:: WORK INSTRUCTION ::
An exact reproduction of the entries is needed. Keep all pictures out of it.
BEGIN SUPPLIED MATERIAL
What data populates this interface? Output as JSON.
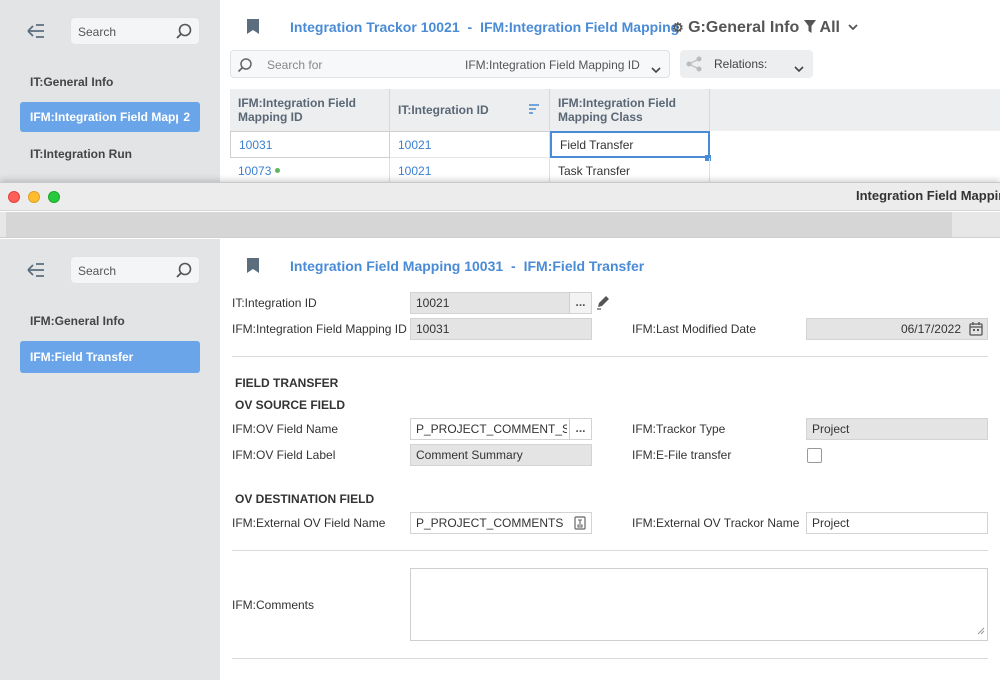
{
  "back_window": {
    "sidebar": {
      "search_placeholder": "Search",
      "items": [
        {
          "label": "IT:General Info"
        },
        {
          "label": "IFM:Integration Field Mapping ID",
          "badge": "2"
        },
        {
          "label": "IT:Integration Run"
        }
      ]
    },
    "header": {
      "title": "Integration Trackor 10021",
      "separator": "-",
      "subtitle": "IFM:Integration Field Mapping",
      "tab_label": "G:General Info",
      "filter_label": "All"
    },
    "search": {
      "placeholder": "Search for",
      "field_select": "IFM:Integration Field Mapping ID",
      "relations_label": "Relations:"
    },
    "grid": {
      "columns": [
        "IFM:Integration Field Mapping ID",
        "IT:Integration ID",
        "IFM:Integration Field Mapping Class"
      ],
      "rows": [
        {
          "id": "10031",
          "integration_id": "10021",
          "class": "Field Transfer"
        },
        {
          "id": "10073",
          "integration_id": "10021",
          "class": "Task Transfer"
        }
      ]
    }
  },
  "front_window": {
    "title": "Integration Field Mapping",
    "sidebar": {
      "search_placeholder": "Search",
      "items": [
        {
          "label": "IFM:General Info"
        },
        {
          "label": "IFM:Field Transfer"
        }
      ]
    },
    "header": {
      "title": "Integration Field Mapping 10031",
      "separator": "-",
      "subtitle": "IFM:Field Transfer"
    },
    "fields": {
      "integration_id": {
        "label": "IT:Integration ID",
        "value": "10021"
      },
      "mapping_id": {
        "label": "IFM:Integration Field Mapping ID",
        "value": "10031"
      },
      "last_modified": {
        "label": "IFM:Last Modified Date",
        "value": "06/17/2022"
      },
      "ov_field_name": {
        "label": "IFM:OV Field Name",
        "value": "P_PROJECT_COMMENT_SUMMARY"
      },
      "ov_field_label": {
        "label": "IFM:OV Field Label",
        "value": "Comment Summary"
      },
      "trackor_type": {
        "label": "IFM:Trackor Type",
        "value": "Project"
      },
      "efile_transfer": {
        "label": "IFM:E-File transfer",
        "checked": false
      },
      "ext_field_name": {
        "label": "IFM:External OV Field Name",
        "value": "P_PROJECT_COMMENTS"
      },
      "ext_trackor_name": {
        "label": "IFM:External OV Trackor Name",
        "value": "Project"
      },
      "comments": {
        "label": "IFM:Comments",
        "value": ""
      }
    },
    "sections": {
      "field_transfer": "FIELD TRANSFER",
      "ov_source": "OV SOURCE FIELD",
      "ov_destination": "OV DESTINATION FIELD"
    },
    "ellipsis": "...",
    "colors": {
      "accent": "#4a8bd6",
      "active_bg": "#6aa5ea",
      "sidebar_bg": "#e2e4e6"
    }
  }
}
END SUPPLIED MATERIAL
:: TASK RESULT ::
What data populates this interface? Output as JSON.
{
  "back_window": {
    "sidebar": {
      "search_placeholder": "Search",
      "items": [
        {
          "label": "IT:General Info"
        },
        {
          "label": "IFM:Integration Field Mapping ID",
          "badge": "2"
        },
        {
          "label": "IT:Integration Run"
        }
      ]
    },
    "header": {
      "title": "Integration Trackor 10021",
      "separator": "-",
      "subtitle": "IFM:Integration Field Mapping",
      "tab_label": "G:General Info",
      "filter_label": "All"
    },
    "search": {
      "placeholder": "Search for",
      "field_select": "IFM:Integration Field Mapping ID",
      "relations_label": "Relations:"
    },
    "grid": {
      "columns": [
        "IFM:Integration Field Mapping ID",
        "IT:Integration ID",
        "IFM:Integration Field Mapping Class"
      ],
      "rows": [
        {
          "id": "10031",
          "integration_id": "10021",
          "class": "Field Transfer"
        },
        {
          "id": "10073",
          "integration_id": "10021",
          "class": "Task Transfer"
        }
      ]
    }
  },
  "front_window": {
    "title": "Integration Field Mapping",
    "sidebar": {
      "search_placeholder": "Search",
      "items": [
        {
          "label": "IFM:General Info"
        },
        {
          "label": "IFM:Field Transfer"
        }
      ]
    },
    "header": {
      "title": "Integration Field Mapping 10031",
      "separator": "-",
      "subtitle": "IFM:Field Transfer"
    },
    "fields": {
      "integration_id": {
        "label": "IT:Integration ID",
        "value": "10021"
      },
      "mapping_id": {
        "label": "IFM:Integration Field Mapping ID",
        "value": "10031"
      },
      "last_modified": {
        "label": "IFM:Last Modified Date",
        "value": "06/17/2022"
      },
      "ov_field_name": {
        "label": "IFM:OV Field Name",
        "value": "P_PROJECT_COMMENT_SUMMARY"
      },
      "ov_field_label": {
        "label": "IFM:OV Field Label",
        "value": "Comment Summary"
      },
      "trackor_type": {
        "label": "IFM:Trackor Type",
        "value": "Project"
      },
      "efile_transfer": {
        "label": "IFM:E-File transfer",
        "checked": false
      },
      "ext_field_name": {
        "label": "IFM:External OV Field Name",
        "value": "P_PROJECT_COMMENTS"
      },
      "ext_trackor_name": {
        "label": "IFM:External OV Trackor Name",
        "value": "Project"
      },
      "comments": {
        "label": "IFM:Comments",
        "value": ""
      }
    },
    "sections": {
      "field_transfer": "FIELD TRANSFER",
      "ov_source": "OV SOURCE FIELD",
      "ov_destination": "OV DESTINATION FIELD"
    },
    "ellipsis": "...",
    "colors": {
      "accent": "#4a8bd6",
      "active_bg": "#6aa5ea",
      "sidebar_bg": "#e2e4e6"
    }
  }
}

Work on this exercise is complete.